2016’s Pantry Blitz, a citizen science project in Western Australia, was so successful that it is once again running in WA and has been extended to include South Australians.

It’s not just householders with a pantry who can take part in the Blitz; grain producers, agri and stock resellers can all set up a sticky trap and send in a weekly photo report of the pests they catch. Apart from in the pantry, there are many places on farms like barns and sheds where the sticky traps can be placed.

All you have to do is register before 1 August 2017. Then you will receive in the mail a sticky trap, lure and instructions on how and where to put up the trap to catch grains pests.

Judy Bellati from the Grains Farm Biosecurity Program wants WA and SA grains producers and agri suppliers to take part in the Pantry Blitz

The Blitz takes place from 12 August to 9 September 2017, when Blitzers will be asked to use MyPestGuide Reporter™ smart phone app or the online reporting tool to send in a weekly photo report of their sticky trap.

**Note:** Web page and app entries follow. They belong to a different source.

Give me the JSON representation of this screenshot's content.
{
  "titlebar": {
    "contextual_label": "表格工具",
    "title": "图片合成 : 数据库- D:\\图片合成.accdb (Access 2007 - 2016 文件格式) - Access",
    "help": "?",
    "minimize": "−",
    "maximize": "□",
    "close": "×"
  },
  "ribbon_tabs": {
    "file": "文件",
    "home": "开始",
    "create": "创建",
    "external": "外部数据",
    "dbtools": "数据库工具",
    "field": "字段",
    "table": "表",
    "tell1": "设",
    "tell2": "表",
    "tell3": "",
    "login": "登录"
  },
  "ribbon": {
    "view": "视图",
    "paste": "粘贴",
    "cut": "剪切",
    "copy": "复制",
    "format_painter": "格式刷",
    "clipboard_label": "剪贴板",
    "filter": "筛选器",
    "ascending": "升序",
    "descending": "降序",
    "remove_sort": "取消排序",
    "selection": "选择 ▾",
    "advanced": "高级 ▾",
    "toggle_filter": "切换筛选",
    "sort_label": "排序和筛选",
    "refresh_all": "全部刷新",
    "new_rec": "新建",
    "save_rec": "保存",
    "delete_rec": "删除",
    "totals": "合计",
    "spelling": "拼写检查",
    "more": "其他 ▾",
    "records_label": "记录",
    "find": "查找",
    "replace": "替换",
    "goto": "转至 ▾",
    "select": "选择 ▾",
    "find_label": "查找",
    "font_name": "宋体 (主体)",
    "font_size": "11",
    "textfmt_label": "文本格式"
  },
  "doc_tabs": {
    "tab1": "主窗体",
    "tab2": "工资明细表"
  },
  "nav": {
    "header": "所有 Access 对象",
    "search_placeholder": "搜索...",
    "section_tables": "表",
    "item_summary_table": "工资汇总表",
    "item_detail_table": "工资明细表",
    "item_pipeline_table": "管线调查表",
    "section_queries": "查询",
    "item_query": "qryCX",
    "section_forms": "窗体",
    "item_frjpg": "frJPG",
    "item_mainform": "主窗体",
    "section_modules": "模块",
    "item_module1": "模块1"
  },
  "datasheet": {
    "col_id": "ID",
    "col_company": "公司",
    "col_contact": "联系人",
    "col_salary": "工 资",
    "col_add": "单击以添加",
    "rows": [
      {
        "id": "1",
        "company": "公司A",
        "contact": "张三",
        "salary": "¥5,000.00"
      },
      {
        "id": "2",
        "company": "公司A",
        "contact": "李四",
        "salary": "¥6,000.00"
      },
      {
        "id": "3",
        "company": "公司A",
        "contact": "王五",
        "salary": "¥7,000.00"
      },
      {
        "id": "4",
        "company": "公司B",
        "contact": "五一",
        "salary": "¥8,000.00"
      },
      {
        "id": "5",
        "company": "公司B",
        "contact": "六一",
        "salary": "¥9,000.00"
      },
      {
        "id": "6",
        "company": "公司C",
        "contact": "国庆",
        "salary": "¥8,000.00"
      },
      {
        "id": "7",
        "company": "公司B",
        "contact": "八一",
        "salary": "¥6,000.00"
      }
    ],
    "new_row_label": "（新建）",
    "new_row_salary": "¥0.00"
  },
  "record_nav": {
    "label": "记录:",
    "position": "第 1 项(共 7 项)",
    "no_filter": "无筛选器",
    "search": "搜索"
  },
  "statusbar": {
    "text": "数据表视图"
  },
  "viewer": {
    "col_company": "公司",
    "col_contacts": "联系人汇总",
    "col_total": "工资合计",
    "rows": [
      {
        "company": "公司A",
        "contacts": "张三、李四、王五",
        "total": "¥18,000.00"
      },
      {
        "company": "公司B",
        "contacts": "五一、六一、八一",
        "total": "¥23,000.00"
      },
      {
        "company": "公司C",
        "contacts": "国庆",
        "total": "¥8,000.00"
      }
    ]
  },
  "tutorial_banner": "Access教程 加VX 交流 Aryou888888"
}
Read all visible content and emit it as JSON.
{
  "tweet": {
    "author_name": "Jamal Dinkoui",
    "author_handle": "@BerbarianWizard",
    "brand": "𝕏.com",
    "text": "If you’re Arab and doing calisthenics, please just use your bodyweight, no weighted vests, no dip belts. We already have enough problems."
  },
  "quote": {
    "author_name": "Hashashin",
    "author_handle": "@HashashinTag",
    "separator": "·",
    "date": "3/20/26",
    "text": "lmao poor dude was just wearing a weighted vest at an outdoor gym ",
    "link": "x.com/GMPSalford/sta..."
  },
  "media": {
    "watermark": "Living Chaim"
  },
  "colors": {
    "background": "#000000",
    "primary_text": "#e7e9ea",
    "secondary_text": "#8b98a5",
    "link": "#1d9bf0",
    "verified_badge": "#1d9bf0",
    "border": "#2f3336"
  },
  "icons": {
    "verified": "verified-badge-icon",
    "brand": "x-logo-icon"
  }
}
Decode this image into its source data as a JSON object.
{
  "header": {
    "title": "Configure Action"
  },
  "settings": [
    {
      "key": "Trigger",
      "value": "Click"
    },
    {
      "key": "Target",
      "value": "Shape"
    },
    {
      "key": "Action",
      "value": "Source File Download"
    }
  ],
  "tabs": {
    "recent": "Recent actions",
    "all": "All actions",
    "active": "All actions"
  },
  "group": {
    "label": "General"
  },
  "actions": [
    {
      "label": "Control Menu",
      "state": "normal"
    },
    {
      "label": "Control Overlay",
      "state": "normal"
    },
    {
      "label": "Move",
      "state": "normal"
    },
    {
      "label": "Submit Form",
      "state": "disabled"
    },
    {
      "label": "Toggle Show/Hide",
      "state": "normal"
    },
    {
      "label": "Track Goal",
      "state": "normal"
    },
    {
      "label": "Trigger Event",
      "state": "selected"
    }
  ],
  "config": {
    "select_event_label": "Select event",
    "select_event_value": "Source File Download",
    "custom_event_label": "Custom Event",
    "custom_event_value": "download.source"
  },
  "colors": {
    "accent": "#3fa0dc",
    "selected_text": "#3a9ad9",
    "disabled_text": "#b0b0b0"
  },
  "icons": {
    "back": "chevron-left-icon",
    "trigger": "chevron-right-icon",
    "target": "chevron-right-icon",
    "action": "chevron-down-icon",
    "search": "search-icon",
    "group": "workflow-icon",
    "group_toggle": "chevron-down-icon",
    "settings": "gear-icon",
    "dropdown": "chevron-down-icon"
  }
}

South Australian Grains Biosecurity Officer Judy Bellati said that the Blitz is open to everyone. “We also want agri re-sellers and stock re-sellers to take part in the Blitz,” Ms Bellati said. “Regionally based agri suppliers that stock animal feeds, pet foods and other host materials are potential risk pathways for pests from overseas, so it would be great if they’d take part.”

In addition to catching pests of the grains industry, the Blitz provides valuable evidence of pest freedom to keep overseas markets open to our grain. “We don’t expect that Blitzers will find a serious exotic pest like khapra beetle, but all the checks made for it add up to a dataset that demonstrates Australia’s pest-free status for trade negotiations,” Dr Sharyn Taylor, National Manager, Broadacre Cropping at Plant Health Australia, said. “Every report counts.”

“Australia’s grains industry makes claims that we are free from certain pests and diseases that impact on our market access, so it is critical that we continue to generate supporting surveillance data – the evidence to back up such claims,” Dr Taylor added. “Pantry Blitz is a great way to help.”

With grains being the largest crop sector for both WA and SA, and most of what is produced being sold overseas, grains biosecurity is of great importance to livelihoods and the economy.

If you’d like more advice on where to place the traps, in stores and on farm please contact Judy Bellati, from the Grains Farm Biosecurity Program, by email (jbellati@phau.com.au) or phone (0412 218 228).

Sign up online before 1 August 2017 via the Pantry Blitz website.

The Pantry Blitz received grant funding from the Australian Government as part of the Inspiring Australia – Science Engagement Programme and is a part of the Royalties for Regions Boosting Biosecurity Defences project.

Article by the national Grains Farm Biosecurity Program July 2017.